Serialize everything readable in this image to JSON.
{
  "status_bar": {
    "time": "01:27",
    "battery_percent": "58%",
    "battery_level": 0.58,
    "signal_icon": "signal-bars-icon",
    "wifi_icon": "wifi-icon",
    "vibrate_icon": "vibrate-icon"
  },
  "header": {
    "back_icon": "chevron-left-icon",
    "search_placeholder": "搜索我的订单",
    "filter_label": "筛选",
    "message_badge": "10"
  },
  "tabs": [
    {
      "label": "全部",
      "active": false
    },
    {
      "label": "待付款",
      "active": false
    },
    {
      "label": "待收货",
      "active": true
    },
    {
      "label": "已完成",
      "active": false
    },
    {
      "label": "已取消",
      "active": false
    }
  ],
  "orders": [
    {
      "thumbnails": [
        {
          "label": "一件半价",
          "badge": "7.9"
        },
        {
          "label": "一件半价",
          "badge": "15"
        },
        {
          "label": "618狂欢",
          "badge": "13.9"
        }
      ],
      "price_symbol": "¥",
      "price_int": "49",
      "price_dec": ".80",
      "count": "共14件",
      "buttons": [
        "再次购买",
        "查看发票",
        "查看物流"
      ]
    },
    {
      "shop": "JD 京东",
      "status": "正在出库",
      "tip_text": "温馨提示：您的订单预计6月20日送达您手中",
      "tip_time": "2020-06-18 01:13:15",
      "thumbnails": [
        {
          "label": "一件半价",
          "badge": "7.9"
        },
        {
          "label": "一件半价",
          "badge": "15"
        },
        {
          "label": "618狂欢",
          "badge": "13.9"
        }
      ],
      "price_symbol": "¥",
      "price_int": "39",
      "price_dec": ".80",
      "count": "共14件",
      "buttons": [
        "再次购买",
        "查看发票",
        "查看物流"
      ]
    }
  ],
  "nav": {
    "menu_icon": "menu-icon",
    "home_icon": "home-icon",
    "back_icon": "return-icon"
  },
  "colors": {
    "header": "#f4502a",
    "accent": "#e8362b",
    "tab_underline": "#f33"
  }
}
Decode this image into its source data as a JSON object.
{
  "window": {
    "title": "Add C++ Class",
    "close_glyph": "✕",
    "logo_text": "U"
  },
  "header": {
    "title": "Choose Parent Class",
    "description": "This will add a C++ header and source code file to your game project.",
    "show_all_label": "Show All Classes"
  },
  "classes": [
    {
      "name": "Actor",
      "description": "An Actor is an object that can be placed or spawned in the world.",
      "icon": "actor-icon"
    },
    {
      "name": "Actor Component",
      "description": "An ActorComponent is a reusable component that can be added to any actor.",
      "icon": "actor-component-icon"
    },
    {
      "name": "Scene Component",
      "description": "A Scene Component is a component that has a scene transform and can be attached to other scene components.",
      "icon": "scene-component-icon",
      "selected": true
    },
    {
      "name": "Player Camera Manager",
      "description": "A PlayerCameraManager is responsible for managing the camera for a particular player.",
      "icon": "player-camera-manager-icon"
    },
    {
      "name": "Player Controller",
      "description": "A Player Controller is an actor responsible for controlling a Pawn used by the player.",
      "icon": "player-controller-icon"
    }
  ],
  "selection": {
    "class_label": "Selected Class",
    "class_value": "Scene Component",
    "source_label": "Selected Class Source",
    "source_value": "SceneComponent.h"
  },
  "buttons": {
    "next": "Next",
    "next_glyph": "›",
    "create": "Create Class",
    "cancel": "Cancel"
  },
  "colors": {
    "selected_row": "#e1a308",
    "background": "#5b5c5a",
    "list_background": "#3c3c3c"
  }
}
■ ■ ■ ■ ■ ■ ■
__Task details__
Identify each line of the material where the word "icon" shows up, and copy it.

__Your response__
    "signal_icon": "signal-bars-icon",
    "wifi_icon": "wifi-icon",
    "vibrate_icon": "vibrate-icon"
    "back_icon": "chevron-left-icon",
    "menu_icon": "menu-icon",
    "home_icon": "home-icon",
    "back_icon": "return-icon"
      "icon": "actor-icon"
      "icon": "actor-component-icon"
      "icon": "scene-component-icon",
      "icon": "player-camera-manager-icon"
      "icon": "player-controller-icon"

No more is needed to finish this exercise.